## What this task involves
Line count for the string "Start": state how many lines in the records below hold it, giving only the number.

[Records from a dataset]
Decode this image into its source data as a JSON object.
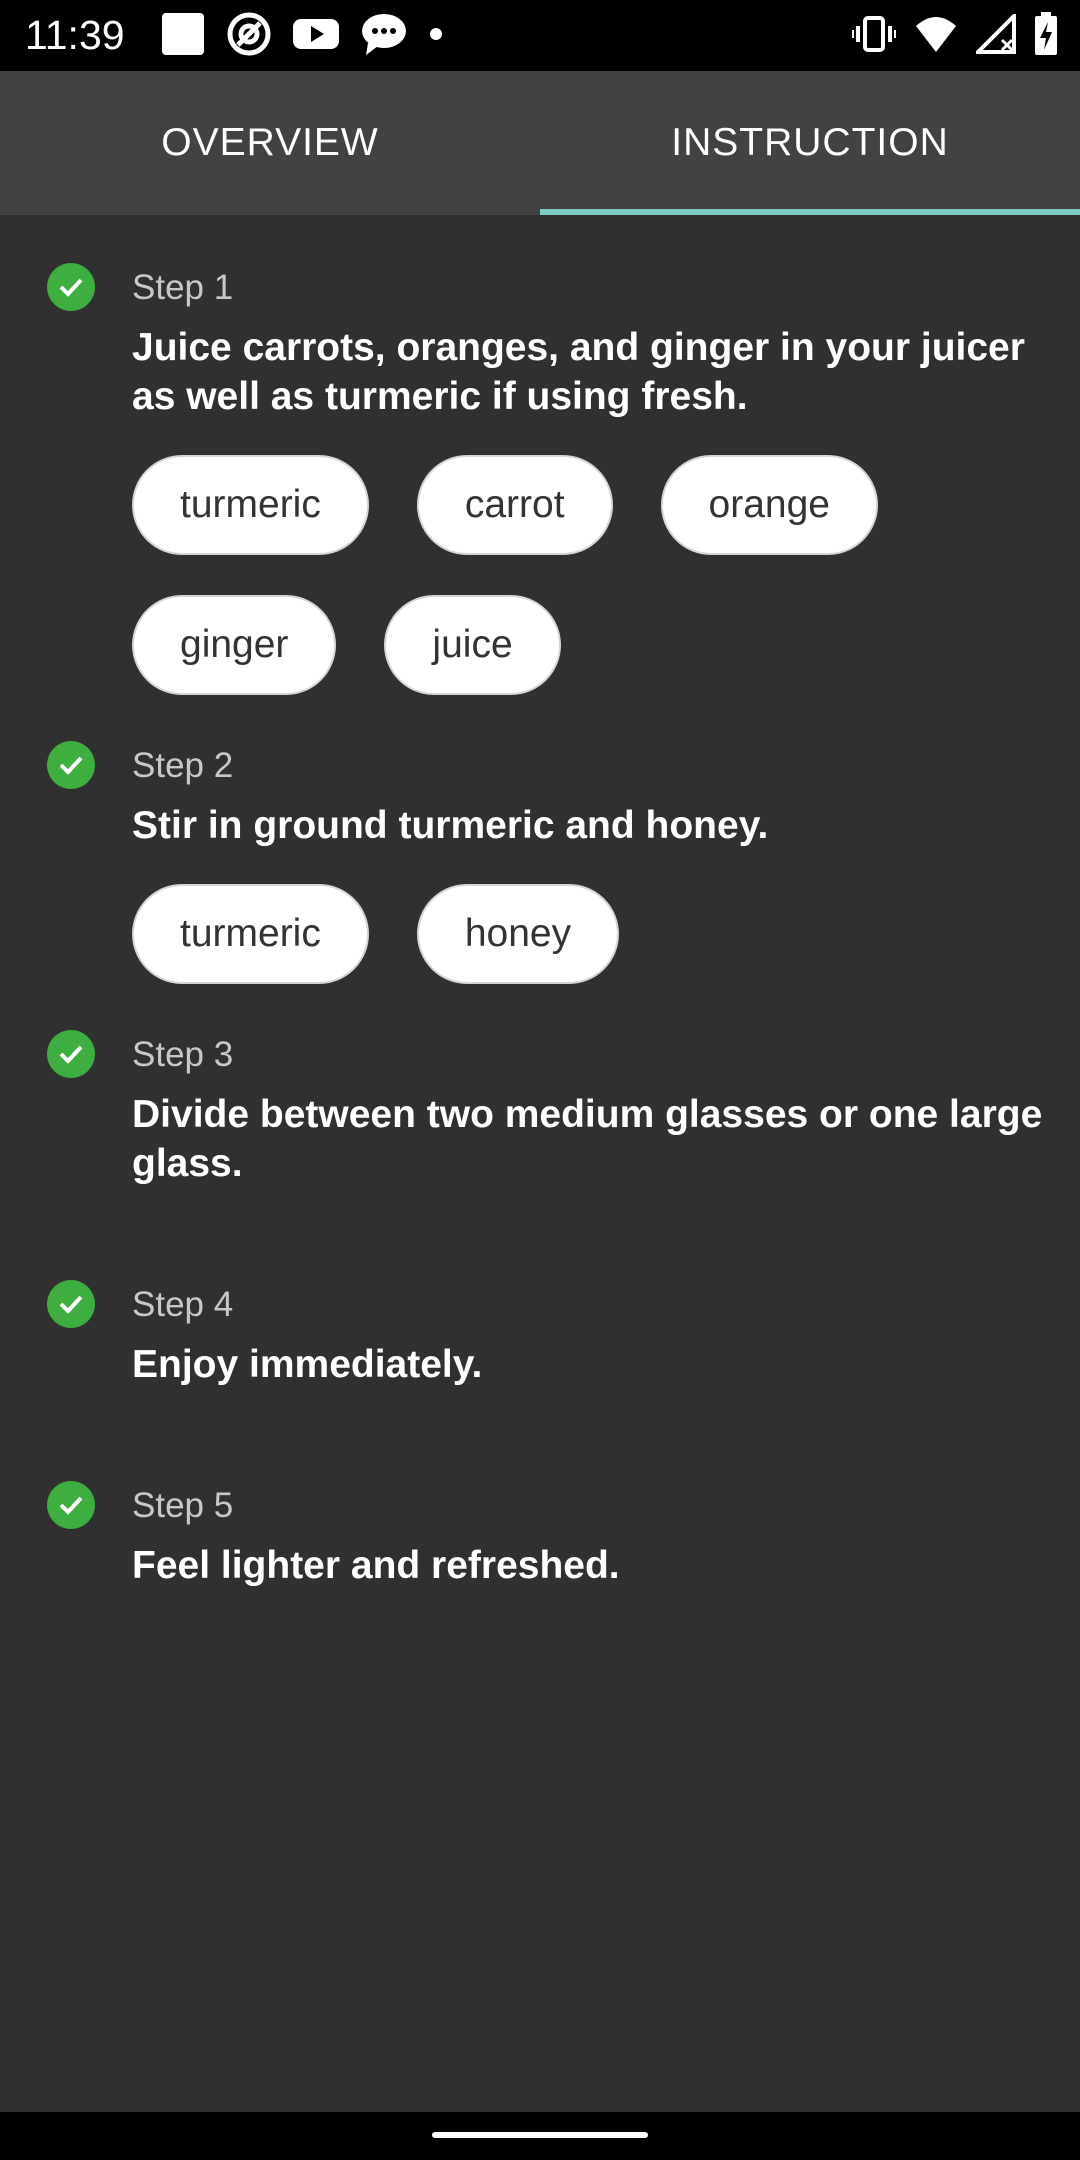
{
  "status_bar": {
    "time": "11:39",
    "icons_left": [
      "square-icon",
      "at-icon",
      "youtube-icon",
      "chat-icon",
      "dot-icon"
    ],
    "icons_right": [
      "vibrate-icon",
      "wifi-icon",
      "signal-icon",
      "battery-icon"
    ]
  },
  "tabs": [
    {
      "label": "OVERVIEW",
      "active": false
    },
    {
      "label": "INSTRUCTION",
      "active": true
    }
  ],
  "steps": [
    {
      "label": "Step 1",
      "text": "Juice carrots, oranges, and ginger in your juicer as well as turmeric if using fresh.",
      "chips": [
        "turmeric",
        "carrot",
        "orange",
        "ginger",
        "juice"
      ]
    },
    {
      "label": "Step 2",
      "text": "Stir in ground turmeric and honey.",
      "chips": [
        "turmeric",
        "honey"
      ]
    },
    {
      "label": "Step 3",
      "text": "Divide between two medium glasses or one large glass.",
      "chips": []
    },
    {
      "label": "Step 4",
      "text": "Enjoy immediately.",
      "chips": []
    },
    {
      "label": "Step 5",
      "text": "Feel lighter and refreshed.",
      "chips": []
    }
  ],
  "colors": {
    "background": "#303030",
    "tab_bar": "#424242",
    "tab_indicator": "#80cbc4",
    "check": "#3dae3f"
  }
}
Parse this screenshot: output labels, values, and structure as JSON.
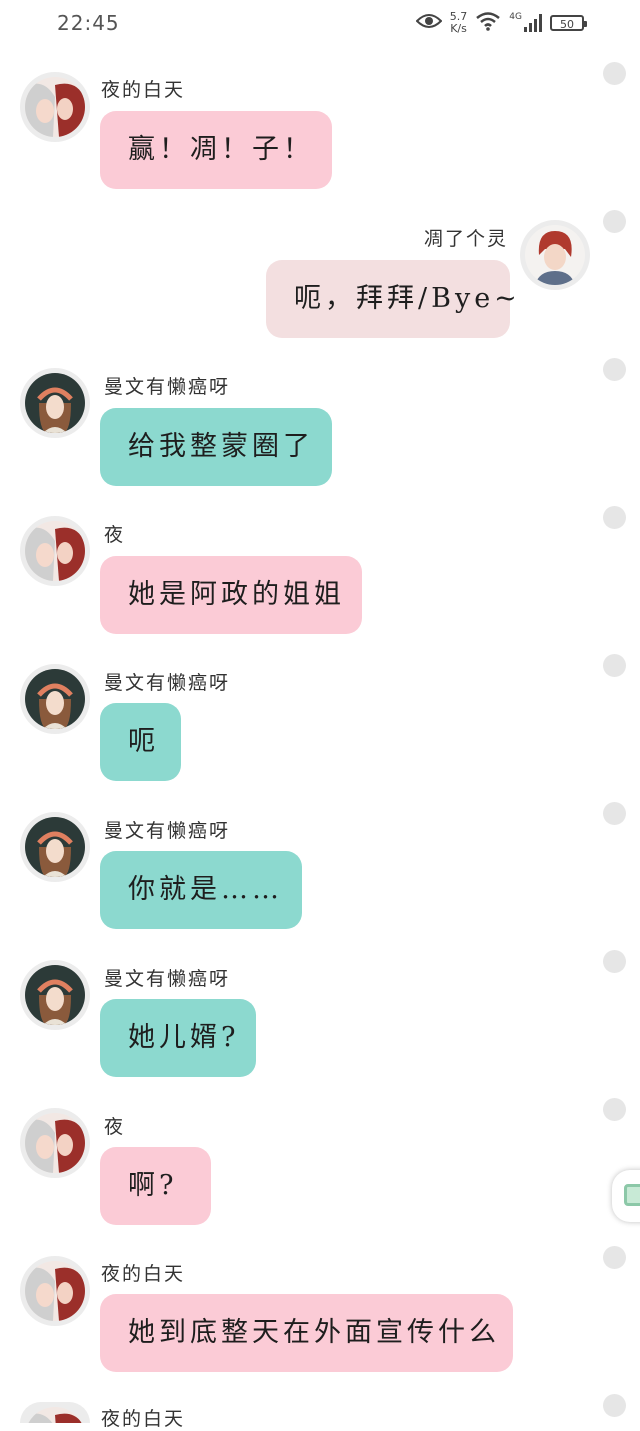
{
  "status": {
    "time": "22:45",
    "speed_value": "5.7",
    "speed_unit": "K/s",
    "network": "4G",
    "battery": "50",
    "icons": [
      "eye-icon",
      "wifi-icon",
      "signal-icon",
      "battery-icon"
    ]
  },
  "messages": [
    {
      "sender": "夜的白天",
      "text": "赢！凋！子！",
      "side": "left",
      "color": "pink"
    },
    {
      "sender": "凋了个灵",
      "text": "呃，拜拜/Bye~",
      "side": "right",
      "color": "blush"
    },
    {
      "sender": "曼文有懒癌呀",
      "text": "给我整蒙圈了",
      "side": "left",
      "color": "teal"
    },
    {
      "sender": "夜",
      "text": "她是阿政的姐姐",
      "side": "left",
      "color": "pink"
    },
    {
      "sender": "曼文有懒癌呀",
      "text": "呃",
      "side": "left",
      "color": "teal"
    },
    {
      "sender": "曼文有懒癌呀",
      "text": "你就是……",
      "side": "left",
      "color": "teal"
    },
    {
      "sender": "曼文有懒癌呀",
      "text": "她儿婿?",
      "side": "left",
      "color": "teal"
    },
    {
      "sender": "夜",
      "text": "啊?",
      "side": "left",
      "color": "pink"
    },
    {
      "sender": "夜的白天",
      "text": "她到底整天在外面宣传什么",
      "side": "left",
      "color": "pink"
    },
    {
      "sender": "夜的白天",
      "text": "",
      "side": "left",
      "color": "pink"
    }
  ],
  "colors": {
    "pink": "#fbcbd6",
    "teal": "#8cd9cf",
    "blush": "#f3dfe0",
    "radio": "#e6e6e6"
  }
}
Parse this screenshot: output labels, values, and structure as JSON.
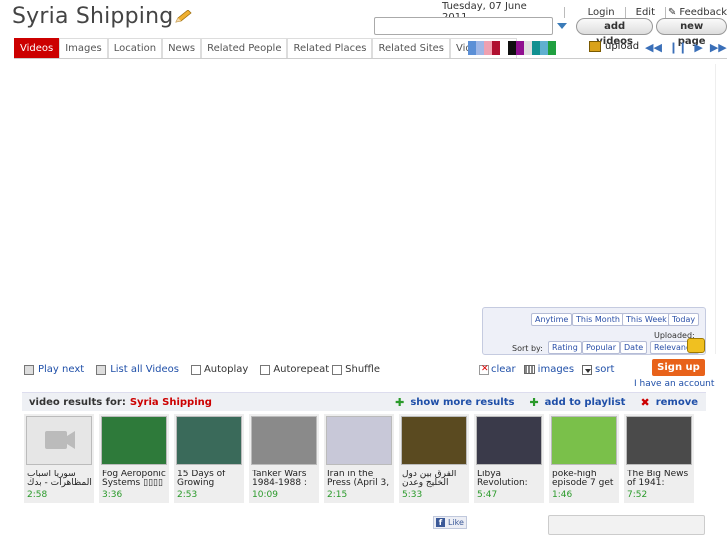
{
  "site": {
    "title": "Syria Shipping"
  },
  "topbar": {
    "date": "Tuesday, 07 June 2011",
    "login": "Login",
    "edit": "Edit",
    "feedback": "Feedback"
  },
  "search": {
    "value": "",
    "add_videos": "add videos",
    "new_page": "new page"
  },
  "tabs": [
    "Videos",
    "Images",
    "Location",
    "News",
    "Related People",
    "Related Places",
    "Related Sites",
    "Video Deta"
  ],
  "swatches": [
    "#5b8fd6",
    "#9fb6e6",
    "#f0a0b0",
    "#b01030",
    "#ffffff",
    "#101010",
    "#901090",
    "#e0e0e0",
    "#109090",
    "#60b0d0",
    "#20a040",
    "#ffffff"
  ],
  "toolbar": {
    "upload": "upload"
  },
  "filters": {
    "anytime": "Anytime",
    "this_month": "This Month",
    "this_week": "This Week",
    "today": "Today",
    "uploaded": "Uploaded:",
    "sort_by": "Sort by:",
    "rating": "Rating",
    "popular": "Popular",
    "date": "Date",
    "relevance": "Relevance"
  },
  "controls": {
    "play_next": "Play next",
    "list_all": "List all Videos",
    "autoplay": "Autoplay",
    "autorepeat": "Autorepeat",
    "shuffle": "Shuffle",
    "clear": "clear",
    "images": "images",
    "sort": "sort"
  },
  "auth": {
    "signup": "Sign up",
    "have_account": "I have an account"
  },
  "results": {
    "label": "video results for:",
    "query": "Syria Shipping",
    "show_more": "show more results",
    "add_playlist": "add to playlist",
    "remove": "remove"
  },
  "videos": [
    {
      "title": "سوريا أسباب المظاهرات - بدك",
      "duration": "2:58",
      "color": "#e6e6e6"
    },
    {
      "title": "Fog Aeroponic Systems ▯▯▯▯",
      "duration": "3:36",
      "color": "#2e7a3a"
    },
    {
      "title": "15 Days of Growing",
      "duration": "2:53",
      "color": "#3a6a5a"
    },
    {
      "title": "Tanker Wars 1984-1988 :",
      "duration": "10:09",
      "color": "#8a8a8a"
    },
    {
      "title": "Iran in the Press (April 3,",
      "duration": "2:15",
      "color": "#c8c8d8"
    },
    {
      "title": "الفرق بين دول الخليج وعدن",
      "duration": "5:33",
      "color": "#5a4a20"
    },
    {
      "title": "Libya Revolution:",
      "duration": "5:47",
      "color": "#3a3a4a"
    },
    {
      "title": "poke-high episode 7 get",
      "duration": "1:46",
      "color": "#7ac04a"
    },
    {
      "title": "The Big News of 1941:",
      "duration": "7:52",
      "color": "#4a4a4a"
    }
  ],
  "social": {
    "like": "Like"
  }
}
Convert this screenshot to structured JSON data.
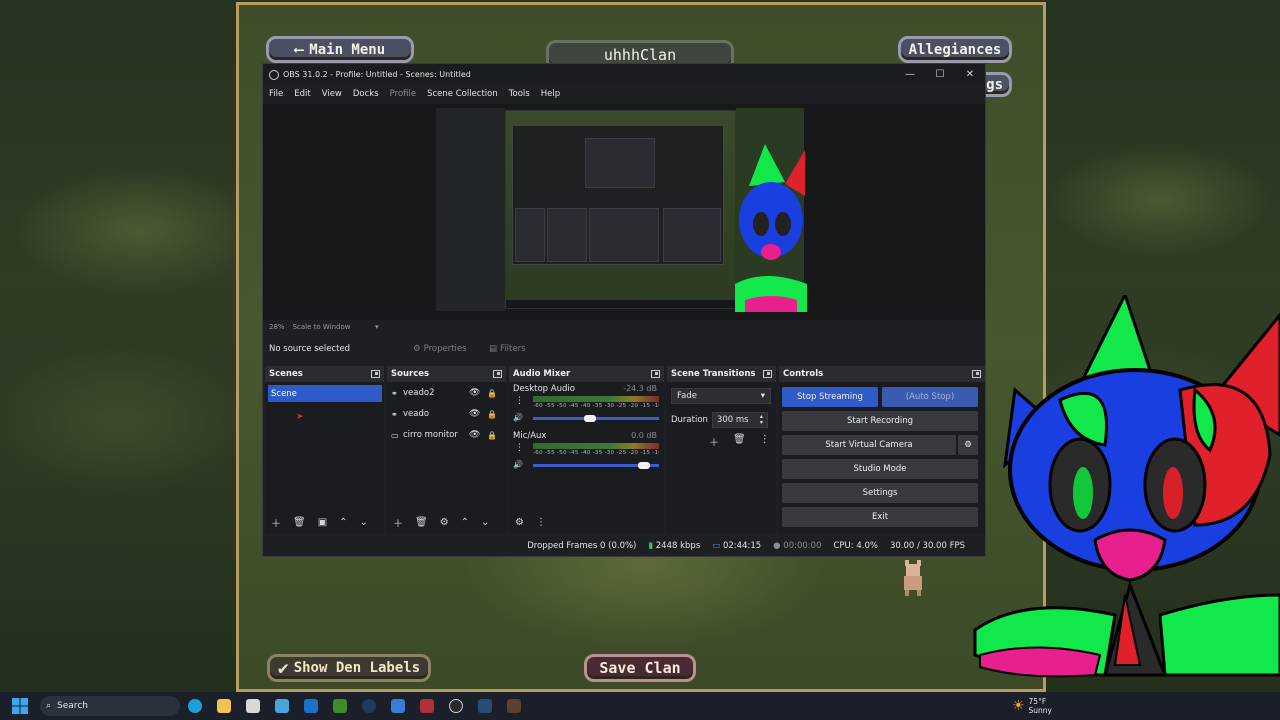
{
  "game": {
    "main_menu_label": "Main Menu",
    "clan_name": "uhhhClan",
    "allegiances_label": "Allegiances",
    "clipped_button_text": "gs",
    "show_den_labels_label": "Show Den Labels",
    "save_clan_label": "Save Clan"
  },
  "obs": {
    "window_title": "OBS 31.0.2 - Profile: Untitled - Scenes: Untitled",
    "menu": [
      "File",
      "Edit",
      "View",
      "Docks",
      "Profile",
      "Scene Collection",
      "Tools",
      "Help"
    ],
    "zoom_level": "28%",
    "scale_mode": "Scale to Window",
    "no_source_text": "No source selected",
    "properties_label": "Properties",
    "filters_label": "Filters",
    "scenes": {
      "title": "Scenes",
      "items": [
        "Scene"
      ]
    },
    "sources": {
      "title": "Sources",
      "items": [
        "veado2",
        "veado",
        "cirro monitor"
      ]
    },
    "audio_mixer": {
      "title": "Audio Mixer",
      "channels": [
        {
          "name": "Desktop Audio",
          "db": "-24.3 dB",
          "level": 0.45
        },
        {
          "name": "Mic/Aux",
          "db": "0.0 dB",
          "level": 0.92
        }
      ],
      "scale": "-60 -55 -50 -45 -40 -35 -30 -25 -20 -15 -10 -5 0"
    },
    "transitions": {
      "title": "Scene Transitions",
      "selected": "Fade",
      "duration_label": "Duration",
      "duration_value": "300 ms"
    },
    "controls": {
      "title": "Controls",
      "stop_streaming": "Stop Streaming",
      "auto_stop": "(Auto Stop)",
      "start_recording": "Start Recording",
      "start_virtual_camera": "Start Virtual Camera",
      "studio_mode": "Studio Mode",
      "settings": "Settings",
      "exit": "Exit"
    },
    "status": {
      "dropped_frames": "Dropped Frames 0 (0.0%)",
      "bitrate": "2448 kbps",
      "stream_time": "02:44:15",
      "record_time": "00:00:00",
      "cpu": "CPU: 4.0%",
      "fps": "30.00 / 30.00 FPS"
    }
  },
  "taskbar": {
    "search_placeholder": "Search",
    "weather_temp": "75°F",
    "weather_desc": "Sunny"
  },
  "colors": {
    "obs_accent": "#2f5bc8",
    "obs_bg": "#1e1f22",
    "mascot_blue": "#1a3fe0",
    "mascot_green": "#12e84a",
    "mascot_red": "#e0202a",
    "mascot_pink": "#e8208e"
  }
}
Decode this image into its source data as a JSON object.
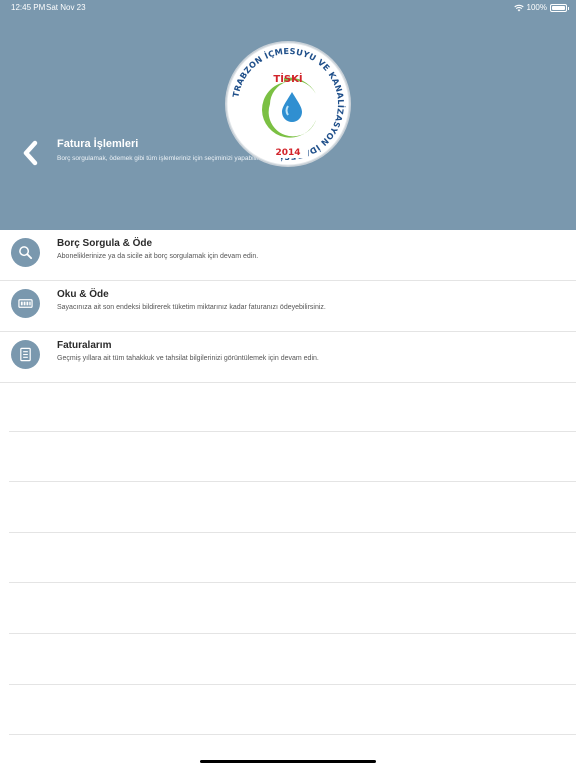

## Reply
2